For Obama, the prospect of bidding farewell to front line politics in six months, or four years later after a second term, may loom as more abrupt than for most politicians, given his swift rise to the pinnacle of power.
The president, then a newly minted Senator, with obvious designs on higher things, only came to Washington in early January 2005.
And the famously competitive Obama has made clear he intends to win a close race with Romney in November -- and must do so to cement his legacy or see it wiped out by a new Republican leader.
If reelected Obama will face a litany of what are sure to be draining crises, from a possible nuclear confrontation with Iran to completing the job of hauling the weary US middle classes out of their financial malaise.

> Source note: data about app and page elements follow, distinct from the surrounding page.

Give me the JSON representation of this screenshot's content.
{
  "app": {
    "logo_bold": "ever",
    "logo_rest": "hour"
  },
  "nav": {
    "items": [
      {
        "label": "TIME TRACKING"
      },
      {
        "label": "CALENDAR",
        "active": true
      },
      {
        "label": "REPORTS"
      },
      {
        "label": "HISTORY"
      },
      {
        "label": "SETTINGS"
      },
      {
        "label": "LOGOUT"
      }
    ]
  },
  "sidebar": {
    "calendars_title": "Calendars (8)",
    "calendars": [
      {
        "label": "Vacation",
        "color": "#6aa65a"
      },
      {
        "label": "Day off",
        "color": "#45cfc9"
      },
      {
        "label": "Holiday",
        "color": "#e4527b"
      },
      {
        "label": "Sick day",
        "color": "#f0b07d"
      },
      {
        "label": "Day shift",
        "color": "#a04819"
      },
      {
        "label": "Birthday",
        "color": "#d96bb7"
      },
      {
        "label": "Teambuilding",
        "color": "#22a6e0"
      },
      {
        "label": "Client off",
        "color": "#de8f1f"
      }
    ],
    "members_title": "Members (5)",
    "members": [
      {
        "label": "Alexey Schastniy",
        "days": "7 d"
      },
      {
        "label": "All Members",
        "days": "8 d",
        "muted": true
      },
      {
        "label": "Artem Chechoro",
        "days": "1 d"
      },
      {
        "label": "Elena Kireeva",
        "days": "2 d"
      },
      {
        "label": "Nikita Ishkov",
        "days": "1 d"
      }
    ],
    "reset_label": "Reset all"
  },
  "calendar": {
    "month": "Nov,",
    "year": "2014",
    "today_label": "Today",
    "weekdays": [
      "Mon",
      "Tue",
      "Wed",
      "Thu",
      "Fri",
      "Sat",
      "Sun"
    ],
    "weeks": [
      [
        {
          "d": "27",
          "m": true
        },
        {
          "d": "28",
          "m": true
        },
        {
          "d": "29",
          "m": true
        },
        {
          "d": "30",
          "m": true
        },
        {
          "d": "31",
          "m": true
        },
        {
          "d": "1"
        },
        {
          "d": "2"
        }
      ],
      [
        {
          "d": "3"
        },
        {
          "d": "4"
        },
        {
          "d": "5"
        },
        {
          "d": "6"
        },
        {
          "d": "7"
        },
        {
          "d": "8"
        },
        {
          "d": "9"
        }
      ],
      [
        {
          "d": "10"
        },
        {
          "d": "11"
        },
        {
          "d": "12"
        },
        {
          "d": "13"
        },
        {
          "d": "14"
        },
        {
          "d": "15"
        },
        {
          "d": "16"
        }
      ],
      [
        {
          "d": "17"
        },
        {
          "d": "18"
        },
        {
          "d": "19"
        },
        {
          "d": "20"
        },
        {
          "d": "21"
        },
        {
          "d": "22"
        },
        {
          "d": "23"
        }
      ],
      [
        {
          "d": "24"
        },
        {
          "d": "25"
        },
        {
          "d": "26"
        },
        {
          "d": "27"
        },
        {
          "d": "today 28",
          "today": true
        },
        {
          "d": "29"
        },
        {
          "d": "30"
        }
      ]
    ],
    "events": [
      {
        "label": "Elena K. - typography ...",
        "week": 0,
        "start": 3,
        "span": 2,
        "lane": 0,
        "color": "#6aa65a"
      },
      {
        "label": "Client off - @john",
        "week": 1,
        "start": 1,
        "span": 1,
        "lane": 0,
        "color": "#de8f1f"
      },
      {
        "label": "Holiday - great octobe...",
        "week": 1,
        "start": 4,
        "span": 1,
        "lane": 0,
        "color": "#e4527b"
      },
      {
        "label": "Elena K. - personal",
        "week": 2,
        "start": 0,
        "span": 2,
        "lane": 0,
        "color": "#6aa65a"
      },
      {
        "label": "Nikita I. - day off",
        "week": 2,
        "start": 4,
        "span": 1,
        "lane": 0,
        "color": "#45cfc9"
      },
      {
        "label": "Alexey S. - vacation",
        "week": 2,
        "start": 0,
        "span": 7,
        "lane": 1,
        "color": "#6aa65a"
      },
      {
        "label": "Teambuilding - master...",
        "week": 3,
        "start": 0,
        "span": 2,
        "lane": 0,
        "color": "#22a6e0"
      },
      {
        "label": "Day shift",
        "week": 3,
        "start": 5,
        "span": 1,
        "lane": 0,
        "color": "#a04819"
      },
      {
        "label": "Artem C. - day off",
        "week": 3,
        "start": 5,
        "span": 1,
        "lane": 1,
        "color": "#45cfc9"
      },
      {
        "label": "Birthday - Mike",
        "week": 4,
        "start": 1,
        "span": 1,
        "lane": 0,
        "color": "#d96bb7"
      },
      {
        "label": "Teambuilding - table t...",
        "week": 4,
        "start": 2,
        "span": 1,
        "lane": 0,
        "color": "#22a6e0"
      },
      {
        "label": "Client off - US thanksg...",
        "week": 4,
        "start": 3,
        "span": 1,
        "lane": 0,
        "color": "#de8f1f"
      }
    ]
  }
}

It was not the first time that Obama had recently contemplated the fleeting nature of the US presidency, which limits incumbents to two four-year terms.
"It's fair to say that every president is acutely aware that we are just temporary residents -- we're renters here," Obama said at a White House unveiling of former president George W. Bush's portrait in May.
"We're charged with the upkeep until our lease runs out."
Obama's contemplative moment came on the first day of his first campaign bus tour of the 2012 race, as he cruised across the battlegrounds of Ohio and Pennsylvania which will be crucial to his fate on November 6.
Between vote-seeking speeches, he stopped his shiny black Secret Service bus, with a presidential seal on the door, at a diner, stocked up on healthy snacks at a fruit stall and quaffed a beer in a bar.
"I like that hair, man. I was thinking of getting some hair just like it," the graying Obama told a young boy resplendent with a spiky, blue dyed, hairdo at the Kozy Corners eaterie.
To a man with his wife and a baby nearby, the counselor in chief said "just do what she tells you to do," expounding on the secrets of a good marriage.
Later, Obama popped by Ziggy's bar in Amherst, Ohio, as a television on the wall tuned to CNN related Romney's latest monthly fundraising haul of more than $100 million.
The president clinked glasses with fellow drinkers as he sipped a pint of Miller Light, and was later pictured in a true man of the people pose, raising a glass with two young women.